GoJelly: The researchers will focus on identifying the species that produces the most mucus, and to find effective harvesting methods for the recovery and storage of the jellyfish.Immage by Pexels.com.

Researchers are hunting microplastic with jellyfish

In the innovative EU project GoJelly, researchers are working to solve the micro-plastic challenge by using nature itself.

The project is led by the German Geomar Helmholtz Center for Ocean Research, but the Norwegian research institute SINTEF and NTNU (The Norwegian University of Science and Technology) are involved in the hunt for jellyfish with a talent for catching microplastics.

GoJelly’s goal is to develop a so-called biofilter of the mucus produced by the jellyfish. The mucus can actually adsorb both micro and nanoplastics. The idea is that the biofilter should be used in, for example, municipal water treatment plants to stop plastic particles from getting into the sea.

In GoJelly, researchers at NTNU and SINTEF will work together with researchers and fishermen from all over Europe to harvest jellyfish in different European marine areas. In Norway the Periphylla periphylla (Crown Jellyfish), which lives in Trondheimsfjorden, targets the harvest.

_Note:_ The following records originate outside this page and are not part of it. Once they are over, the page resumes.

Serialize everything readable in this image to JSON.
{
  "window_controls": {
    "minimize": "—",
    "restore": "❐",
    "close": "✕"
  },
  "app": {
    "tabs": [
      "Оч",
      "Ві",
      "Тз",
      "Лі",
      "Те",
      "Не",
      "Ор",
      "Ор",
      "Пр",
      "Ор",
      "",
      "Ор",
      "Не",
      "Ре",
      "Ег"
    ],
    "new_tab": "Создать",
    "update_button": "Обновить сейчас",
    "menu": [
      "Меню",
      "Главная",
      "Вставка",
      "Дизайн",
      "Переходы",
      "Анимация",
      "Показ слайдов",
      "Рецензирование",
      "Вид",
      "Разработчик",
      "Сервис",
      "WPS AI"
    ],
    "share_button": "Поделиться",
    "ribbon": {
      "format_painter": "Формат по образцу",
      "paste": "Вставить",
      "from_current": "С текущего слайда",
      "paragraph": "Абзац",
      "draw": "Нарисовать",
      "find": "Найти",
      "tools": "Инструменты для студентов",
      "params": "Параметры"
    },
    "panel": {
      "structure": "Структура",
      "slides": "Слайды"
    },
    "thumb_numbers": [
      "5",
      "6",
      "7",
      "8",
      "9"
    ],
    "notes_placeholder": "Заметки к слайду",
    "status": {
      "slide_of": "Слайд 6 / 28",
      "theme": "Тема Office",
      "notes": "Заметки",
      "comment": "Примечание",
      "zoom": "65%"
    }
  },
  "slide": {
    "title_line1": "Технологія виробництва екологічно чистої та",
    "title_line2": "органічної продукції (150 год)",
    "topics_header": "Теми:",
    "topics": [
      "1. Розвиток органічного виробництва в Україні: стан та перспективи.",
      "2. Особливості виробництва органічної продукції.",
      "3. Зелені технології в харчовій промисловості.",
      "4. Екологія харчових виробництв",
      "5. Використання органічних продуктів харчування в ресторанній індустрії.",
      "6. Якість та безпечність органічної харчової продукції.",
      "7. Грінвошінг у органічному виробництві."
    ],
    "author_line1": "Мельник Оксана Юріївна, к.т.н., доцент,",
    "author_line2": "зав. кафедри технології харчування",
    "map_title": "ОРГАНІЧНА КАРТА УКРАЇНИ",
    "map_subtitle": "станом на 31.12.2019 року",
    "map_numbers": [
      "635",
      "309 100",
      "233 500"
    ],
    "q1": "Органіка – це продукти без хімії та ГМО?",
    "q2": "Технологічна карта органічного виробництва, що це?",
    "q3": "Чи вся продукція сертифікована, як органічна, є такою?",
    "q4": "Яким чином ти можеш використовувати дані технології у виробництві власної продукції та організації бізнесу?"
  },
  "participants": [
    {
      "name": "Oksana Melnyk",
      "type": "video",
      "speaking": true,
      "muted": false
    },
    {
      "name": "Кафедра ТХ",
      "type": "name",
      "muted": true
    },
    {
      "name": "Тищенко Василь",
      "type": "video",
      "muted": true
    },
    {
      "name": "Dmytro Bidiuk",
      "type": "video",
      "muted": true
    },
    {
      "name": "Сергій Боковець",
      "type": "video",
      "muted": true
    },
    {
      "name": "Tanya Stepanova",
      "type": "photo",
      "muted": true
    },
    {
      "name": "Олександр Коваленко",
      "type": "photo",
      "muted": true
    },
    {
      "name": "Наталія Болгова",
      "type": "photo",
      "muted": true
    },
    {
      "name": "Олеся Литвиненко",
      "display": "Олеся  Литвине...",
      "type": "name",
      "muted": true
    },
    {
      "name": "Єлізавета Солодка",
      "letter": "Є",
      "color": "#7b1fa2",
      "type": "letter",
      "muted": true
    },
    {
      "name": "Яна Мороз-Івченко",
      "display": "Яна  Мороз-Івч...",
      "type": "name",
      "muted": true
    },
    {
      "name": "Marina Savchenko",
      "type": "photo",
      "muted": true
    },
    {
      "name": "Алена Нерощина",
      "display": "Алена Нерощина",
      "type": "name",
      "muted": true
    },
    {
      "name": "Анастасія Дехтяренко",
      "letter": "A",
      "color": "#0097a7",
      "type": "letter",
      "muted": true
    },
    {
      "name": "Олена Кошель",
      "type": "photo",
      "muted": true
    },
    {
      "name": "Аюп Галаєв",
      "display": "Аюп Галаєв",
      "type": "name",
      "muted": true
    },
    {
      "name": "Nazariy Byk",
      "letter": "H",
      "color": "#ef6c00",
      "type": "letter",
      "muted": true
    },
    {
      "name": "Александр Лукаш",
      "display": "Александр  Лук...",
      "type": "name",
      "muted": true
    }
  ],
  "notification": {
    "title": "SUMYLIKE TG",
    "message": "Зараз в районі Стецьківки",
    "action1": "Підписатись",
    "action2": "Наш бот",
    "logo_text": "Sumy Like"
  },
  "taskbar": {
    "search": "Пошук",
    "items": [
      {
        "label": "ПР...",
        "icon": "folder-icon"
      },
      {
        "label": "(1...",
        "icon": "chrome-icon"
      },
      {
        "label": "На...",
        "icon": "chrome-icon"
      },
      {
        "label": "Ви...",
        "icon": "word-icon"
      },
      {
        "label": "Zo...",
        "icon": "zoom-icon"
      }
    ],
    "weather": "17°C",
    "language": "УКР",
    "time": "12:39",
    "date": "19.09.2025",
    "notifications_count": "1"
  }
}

The researchers will focus on identifying species that produces the most mucus, and to find effective methods for harvesting and storage of the jellyfish. The functionality and capacity of the filter will also be investigated. In addition, the project will drive the cultivation of jellyfish to provide itself with both research material and enough jellyfish for biofilter and other manet products. Jellyfish can also be used for human food, feed, fertilizer and cosmetics.